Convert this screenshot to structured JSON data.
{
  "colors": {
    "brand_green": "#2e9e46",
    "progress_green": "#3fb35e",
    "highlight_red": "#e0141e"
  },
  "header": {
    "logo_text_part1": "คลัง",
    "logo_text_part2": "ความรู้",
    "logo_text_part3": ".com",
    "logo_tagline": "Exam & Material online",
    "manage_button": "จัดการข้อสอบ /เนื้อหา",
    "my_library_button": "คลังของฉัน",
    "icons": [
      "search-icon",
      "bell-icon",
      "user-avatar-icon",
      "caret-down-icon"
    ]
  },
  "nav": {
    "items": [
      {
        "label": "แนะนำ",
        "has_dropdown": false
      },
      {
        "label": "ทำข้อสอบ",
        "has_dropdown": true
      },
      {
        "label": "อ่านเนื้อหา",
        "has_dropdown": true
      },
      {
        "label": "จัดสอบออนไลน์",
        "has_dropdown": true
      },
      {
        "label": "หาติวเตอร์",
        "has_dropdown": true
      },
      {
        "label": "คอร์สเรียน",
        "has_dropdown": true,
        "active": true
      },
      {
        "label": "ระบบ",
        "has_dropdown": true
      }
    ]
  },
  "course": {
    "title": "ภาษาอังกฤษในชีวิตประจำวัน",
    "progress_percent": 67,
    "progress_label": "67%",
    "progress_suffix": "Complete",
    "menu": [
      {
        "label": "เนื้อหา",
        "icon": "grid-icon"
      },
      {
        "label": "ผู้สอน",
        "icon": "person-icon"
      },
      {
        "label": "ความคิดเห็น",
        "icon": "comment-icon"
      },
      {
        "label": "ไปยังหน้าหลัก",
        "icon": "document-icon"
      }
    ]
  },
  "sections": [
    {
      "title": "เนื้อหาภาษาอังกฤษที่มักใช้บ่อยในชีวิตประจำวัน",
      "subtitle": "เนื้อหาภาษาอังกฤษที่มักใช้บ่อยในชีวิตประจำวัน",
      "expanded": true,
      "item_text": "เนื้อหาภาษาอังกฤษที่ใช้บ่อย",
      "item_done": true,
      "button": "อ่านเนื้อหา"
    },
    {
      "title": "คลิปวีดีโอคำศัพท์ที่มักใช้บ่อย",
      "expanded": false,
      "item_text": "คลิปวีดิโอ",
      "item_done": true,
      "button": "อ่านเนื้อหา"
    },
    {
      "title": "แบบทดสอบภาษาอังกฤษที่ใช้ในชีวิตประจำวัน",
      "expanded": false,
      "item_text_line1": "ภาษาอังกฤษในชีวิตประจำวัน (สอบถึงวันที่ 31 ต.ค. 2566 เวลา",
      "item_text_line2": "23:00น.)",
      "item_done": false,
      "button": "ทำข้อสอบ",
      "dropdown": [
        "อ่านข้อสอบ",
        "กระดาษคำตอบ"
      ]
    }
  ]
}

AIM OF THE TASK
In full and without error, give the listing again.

RESPONSE TO THE TASK
Convert this screenshot to structured JSON data.
{
  "colors": {
    "brand_green": "#2e9e46",
    "progress_green": "#3fb35e",
    "highlight_red": "#e0141e"
  },
  "header": {
    "logo_text_part1": "คลัง",
    "logo_text_part2": "ความรู้",
    "logo_text_part3": ".com",
    "logo_tagline": "Exam & Material online",
    "manage_button": "จัดการข้อสอบ /เนื้อหา",
    "my_library_button": "คลังของฉัน",
    "icons": [
      "search-icon",
      "bell-icon",
      "user-avatar-icon",
      "caret-down-icon"
    ]
  },
  "nav": {
    "items": [
      {
        "label": "แนะนำ",
        "has_dropdown": false
      },
      {
        "label": "ทำข้อสอบ",
        "has_dropdown": true
      },
      {
        "label": "อ่านเนื้อหา",
        "has_dropdown": true
      },
      {
        "label": "จัดสอบออนไลน์",
        "has_dropdown": true
      },
      {
        "label": "หาติวเตอร์",
        "has_dropdown": true
      },
      {
        "label": "คอร์สเรียน",
        "has_dropdown": true,
        "active": true
      },
      {
        "label": "ระบบ",
        "has_dropdown": true
      }
    ]
  },
  "course": {
    "title": "ภาษาอังกฤษในชีวิตประจำวัน",
    "progress_percent": 67,
    "progress_label": "67%",
    "progress_suffix": "Complete",
    "menu": [
      {
        "label": "เนื้อหา",
        "icon": "grid-icon"
      },
      {
        "label": "ผู้สอน",
        "icon": "person-icon"
      },
      {
        "label": "ความคิดเห็น",
        "icon": "comment-icon"
      },
      {
        "label": "ไปยังหน้าหลัก",
        "icon": "document-icon"
      }
    ]
  },
  "sections": [
    {
      "title": "เนื้อหาภาษาอังกฤษที่มักใช้บ่อยในชีวิตประจำวัน",
      "subtitle": "เนื้อหาภาษาอังกฤษที่มักใช้บ่อยในชีวิตประจำวัน",
      "expanded": true,
      "item_text": "เนื้อหาภาษาอังกฤษที่ใช้บ่อย",
      "item_done": true,
      "button": "อ่านเนื้อหา"
    },
    {
      "title": "คลิปวีดีโอคำศัพท์ที่มักใช้บ่อย",
      "expanded": false,
      "item_text": "คลิปวีดิโอ",
      "item_done": true,
      "button": "อ่านเนื้อหา"
    },
    {
      "title": "แบบทดสอบภาษาอังกฤษที่ใช้ในชีวิตประจำวัน",
      "expanded": false,
      "item_text_line1": "ภาษาอังกฤษในชีวิตประจำวัน (สอบถึงวันที่ 31 ต.ค. 2566 เวลา",
      "item_text_line2": "23:00น.)",
      "item_done": false,
      "button": "ทำข้อสอบ",
      "dropdown": [
        "อ่านข้อสอบ",
        "กระดาษคำตอบ"
      ]
    }
  ]
}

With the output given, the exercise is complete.